One of the most common myths about sushi that deter people from eating it is that they believe it’s too expensive. While there are some pretty pricey sushi joints out there, not all sushi bars will break the bank. The price of your sushi depends on a number of factors including location, quality, and seafood prices. Because fish sourced locally is much cheaper than imported seafood, sushi purchased on the coast is usually higher-quality and more affordable than sushi found farther inland. Opting for all-you-can-eat sushi is also a great way to get affordable sushi without compromising on the quality. 

 

2. Sushi is Raw Fish 

 

When most people think of sushi, they picture traditional nigiri or sashimi but sushi is so much more than just raw fish. Sushi is actually any dish prepared with vinegared sushi rice and this is usually accompanied by some form of seafood, but not always. Beyond raw fish, sushi can also include fruits, vegetables, pickles, meats, and more fillings and ingredients. Different types of sushi include: 

 

  • Nigiri – a single topping of sliced sashimi over a palm-pressed bed of rice 
  • Maki rolls – fruits, vegetables, meats and seafood wrapped in rice and nori 
  • Chira – a bowl of sushi rice with various toppings (i.e, tuna, salmon, shitake, egg, etc.) 
  • Inari – deep-fried sushi rice and other garnishments stuffed in thinly sliced tofu 

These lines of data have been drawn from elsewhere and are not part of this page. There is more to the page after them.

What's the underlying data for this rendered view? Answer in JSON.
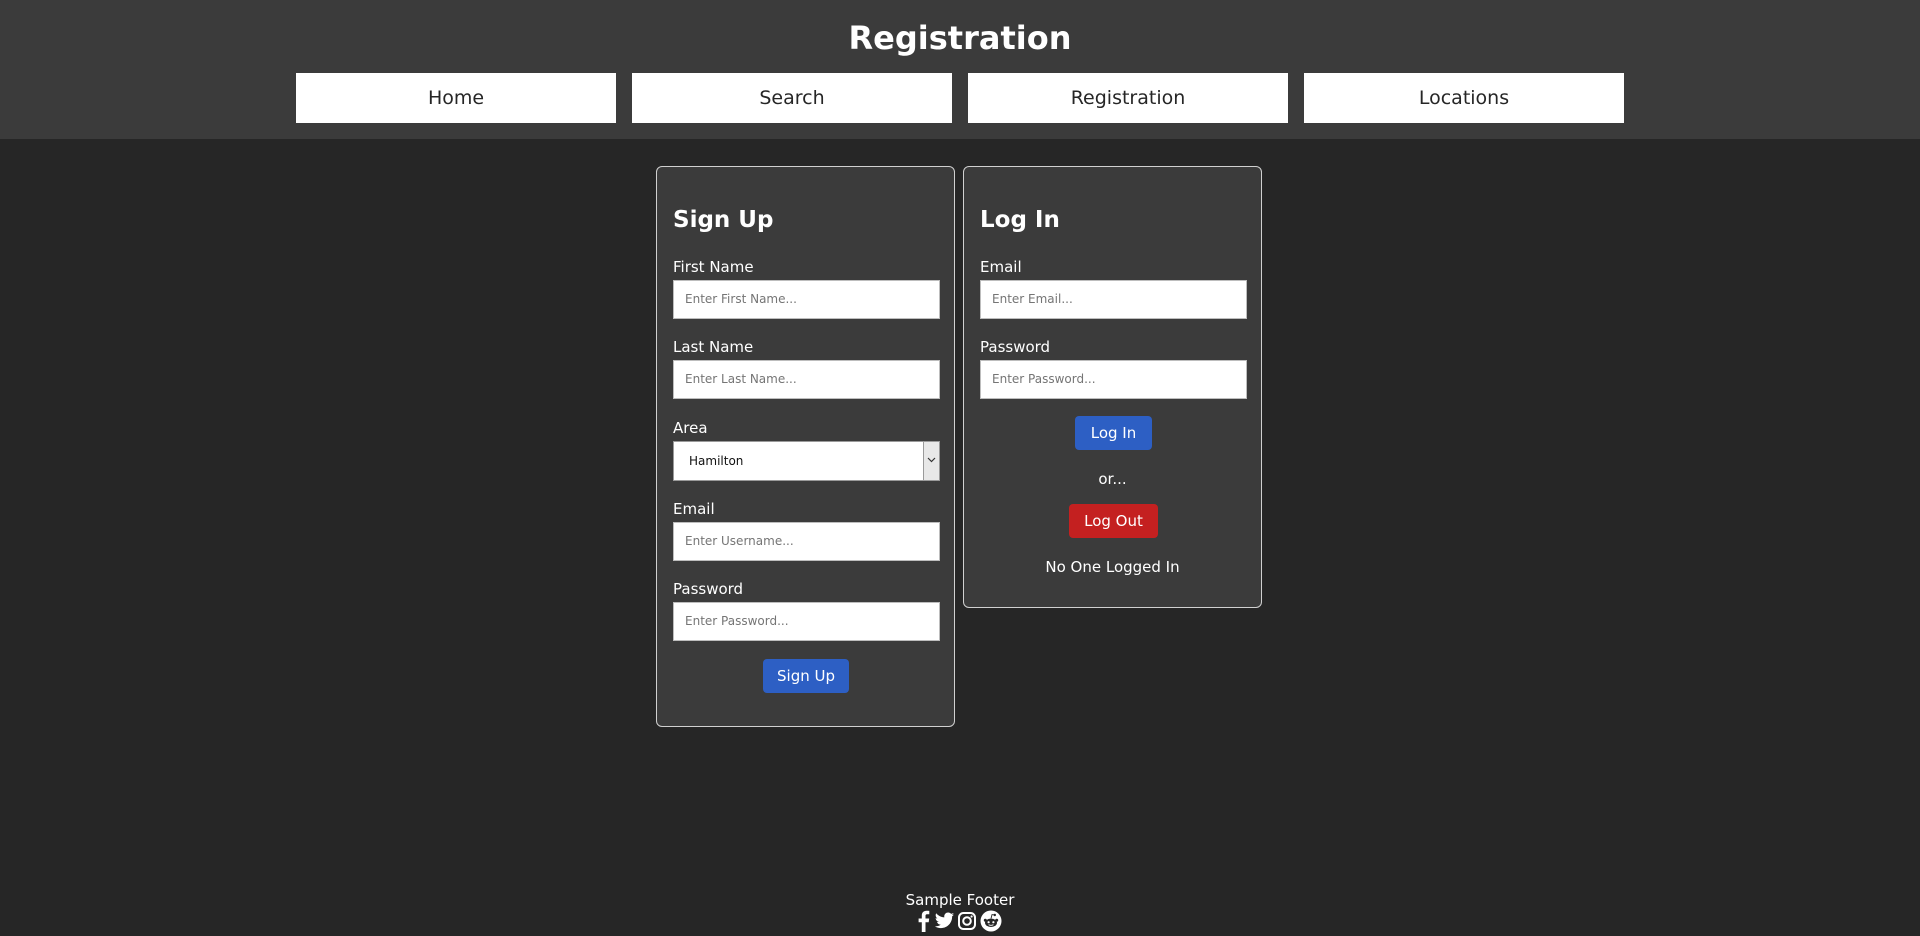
{
  "header": {
    "title": "Registration",
    "nav": [
      "Home",
      "Search",
      "Registration",
      "Locations"
    ]
  },
  "signup": {
    "title": "Sign Up",
    "first_name_label": "First Name",
    "first_name_placeholder": "Enter First Name...",
    "last_name_label": "Last Name",
    "last_name_placeholder": "Enter Last Name...",
    "area_label": "Area",
    "area_value": "Hamilton",
    "email_label": "Email",
    "email_placeholder": "Enter Username...",
    "password_label": "Password",
    "password_placeholder": "Enter Password...",
    "button": "Sign Up"
  },
  "login": {
    "title": "Log In",
    "email_label": "Email",
    "email_placeholder": "Enter Email...",
    "password_label": "Password",
    "password_placeholder": "Enter Password...",
    "login_button": "Log In",
    "or_text": "or...",
    "logout_button": "Log Out",
    "status": "No One Logged In"
  },
  "footer": {
    "text": "Sample Footer",
    "icons": [
      "facebook-icon",
      "twitter-icon",
      "instagram-icon",
      "reddit-icon"
    ]
  },
  "colors": {
    "background": "#262626",
    "header_background": "#3b3b3b",
    "primary_button": "#2d5fc4",
    "danger_button": "#c42020"
  }
}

3. Always Eat Sushi with Soy Sauce 

 

There’s no denying that soy sauce is the most common condiment to enjoy with sushi; however, there are a variety of other toppings that often pair better with certain sushi dishes than soy sauce. Other common sushi sauces and pastes include: 

 

  • Wasabi: a spicy green paste made from Kudzu used to add a kick to your sushi. Some diners also enjoy wasabi because it diminishes the smell of fish and helps to suppress microbes that can exist in raw foods. 
  • Ponzu sauce: a citrus-based dipping sauce that adds a tart, tangy flavor to sashimi.
  • Eel sauce: a thick, sweet sauce that comes drizzled on top of a variety of nigiri 

 

While soy sauce is delicious with many types of sushi, supplementing your meal with sauces and pastes like wasabi, ponzu or eel sauce will bring out the flavors in your dish. Regardless of the sauce you use, make sure to use it sparingly as sushi should never be fully drenched in sauce and should be seasoned well enough on its own. 

 

4. You Should Drink Sake with Sushi 

 

Japan’s most famous dish is sushi and it’s most famous beverage is sake, so shouldn’t the two be paired together? Not exactly. 

 

Commonly served at formal ceremonies, special events and holidays, sake is traditional Japanese alcohol made from fermented rice. Since sushi is also a rice-based dish it is not typically eaten with sake because of the similar flavor profiles. Although it’s not traditional to pair the two in Japan, many people in America do so and enjoy the complementary combination. 

 

Even though the sushi industry has experienced immense growth in America over the past 50 years, there are still a number of myths about sushi that discourage people from trying it or from enjoying it as it was originally intended. If you’re interested in debunking these myths for yourself, come visit RB Sushi or call us at (619) 354-7473 to place an order today.